WHAT IS EXPECTED -> For each line in the records that contains "sacrifice", make a copy.

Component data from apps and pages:
::::::
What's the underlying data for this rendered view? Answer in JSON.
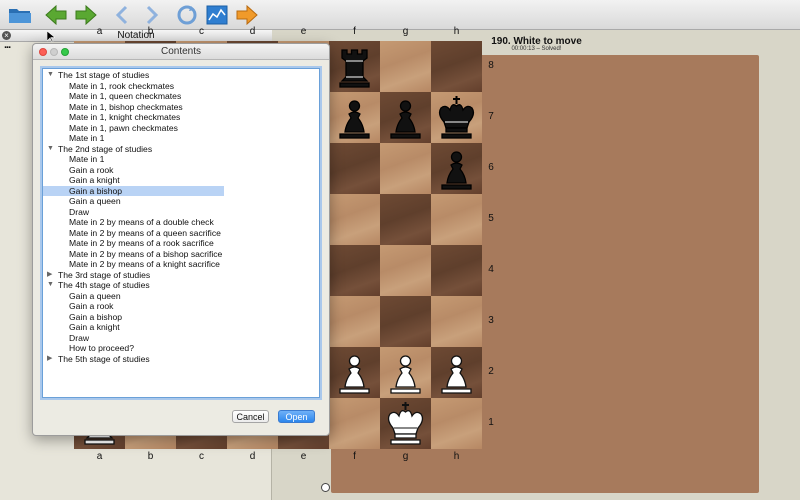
{
  "toolbar": {
    "buttons": [
      "open-folder-icon",
      "back-green-icon",
      "forward-green-icon",
      "back-blue-icon",
      "forward-blue-icon",
      "refresh-icon",
      "chart-icon",
      "forward-orange-icon"
    ]
  },
  "notation": {
    "title": "Notation",
    "dots": "..."
  },
  "dialog": {
    "title": "Contents",
    "cancel_label": "Cancel",
    "ok_label": "Open",
    "rows": [
      {
        "text": "The 1st stage of studies",
        "level": 0,
        "tri": "▼"
      },
      {
        "text": "Mate in 1, rook checkmates",
        "level": 1
      },
      {
        "text": "Mate in 1, queen checkmates",
        "level": 1
      },
      {
        "text": "Mate in 1, bishop checkmates",
        "level": 1
      },
      {
        "text": "Mate in 1, knight checkmates",
        "level": 1
      },
      {
        "text": "Mate in 1, pawn checkmates",
        "level": 1
      },
      {
        "text": "Mate in 1",
        "level": 1
      },
      {
        "text": "The 2nd stage of studies",
        "level": 0,
        "tri": "▼"
      },
      {
        "text": "Mate in 1",
        "level": 1
      },
      {
        "text": "Gain a rook",
        "level": 1
      },
      {
        "text": "Gain a knight",
        "level": 1
      },
      {
        "text": "Gain a bishop",
        "level": 1,
        "selected": true
      },
      {
        "text": "Gain a queen",
        "level": 1
      },
      {
        "text": "Draw",
        "level": 1
      },
      {
        "text": "Mate in 2 by means of a double check",
        "level": 1
      },
      {
        "text": "Mate in 2 by means of a queen sacrifice",
        "level": 1
      },
      {
        "text": "Mate in 2 by means of a rook sacrifice",
        "level": 1
      },
      {
        "text": "Mate in 2 by means of a bishop sacrifice",
        "level": 1
      },
      {
        "text": "Mate in 2 by means of a knight sacrifice",
        "level": 1
      },
      {
        "text": "The 3rd stage of studies",
        "level": 0,
        "tri": "▶"
      },
      {
        "text": "The 4th stage of studies",
        "level": 0,
        "tri": "▼"
      },
      {
        "text": "Gain a queen",
        "level": 1
      },
      {
        "text": "Gain a rook",
        "level": 1
      },
      {
        "text": "Gain a bishop",
        "level": 1
      },
      {
        "text": "Gain a knight",
        "level": 1
      },
      {
        "text": "Draw",
        "level": 1
      },
      {
        "text": "How to proceed?",
        "level": 1
      },
      {
        "text": "The 5th stage of studies",
        "level": 0,
        "tri": "▶"
      }
    ]
  },
  "puzzle": {
    "title": "190. White to move",
    "status": "00:00:13 – Solved!"
  },
  "board": {
    "files": [
      "a",
      "b",
      "c",
      "d",
      "e",
      "f",
      "g",
      "h"
    ],
    "ranks": [
      "8",
      "7",
      "6",
      "5",
      "4",
      "3",
      "2",
      "1"
    ],
    "pieces": [
      {
        "square": "a8",
        "piece": "rook",
        "color": "black"
      },
      {
        "square": "f8",
        "piece": "rook",
        "color": "black"
      },
      {
        "square": "a7",
        "piece": "pawn",
        "color": "black"
      },
      {
        "square": "b7",
        "piece": "pawn",
        "color": "black"
      },
      {
        "square": "d7",
        "piece": "rook",
        "color": "white"
      },
      {
        "square": "f7",
        "piece": "pawn",
        "color": "black"
      },
      {
        "square": "g7",
        "piece": "pawn",
        "color": "black"
      },
      {
        "square": "h7",
        "piece": "king",
        "color": "black"
      },
      {
        "square": "b6",
        "piece": "queen",
        "color": "black"
      },
      {
        "square": "e6",
        "piece": "pawn",
        "color": "black"
      },
      {
        "square": "h6",
        "piece": "pawn",
        "color": "black"
      },
      {
        "square": "e5",
        "piece": "pawn",
        "color": "white"
      },
      {
        "square": "b4",
        "piece": "pawn",
        "color": "white"
      },
      {
        "square": "d4",
        "piece": "bishop",
        "color": "black"
      },
      {
        "square": "a3",
        "piece": "pawn",
        "color": "white"
      },
      {
        "square": "c3",
        "piece": "knight",
        "color": "white"
      },
      {
        "square": "e2",
        "piece": "queen",
        "color": "white"
      },
      {
        "square": "f2",
        "piece": "pawn",
        "color": "white"
      },
      {
        "square": "g2",
        "piece": "pawn",
        "color": "white"
      },
      {
        "square": "h2",
        "piece": "pawn",
        "color": "white"
      },
      {
        "square": "a1",
        "piece": "rook",
        "color": "white"
      },
      {
        "square": "g1",
        "piece": "king",
        "color": "white"
      }
    ]
  },
  "colors": {
    "accent": "#2c86ec",
    "selection": "#b9d3f5"
  }
}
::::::
SOLUTION TO THE PROBLEM ->
        "text": "Mate in 2 by means of a queen sacrifice",
        "text": "Mate in 2 by means of a rook sacrifice",
        "text": "Mate in 2 by means of a bishop sacrifice",
        "text": "Mate in 2 by means of a knight sacrifice",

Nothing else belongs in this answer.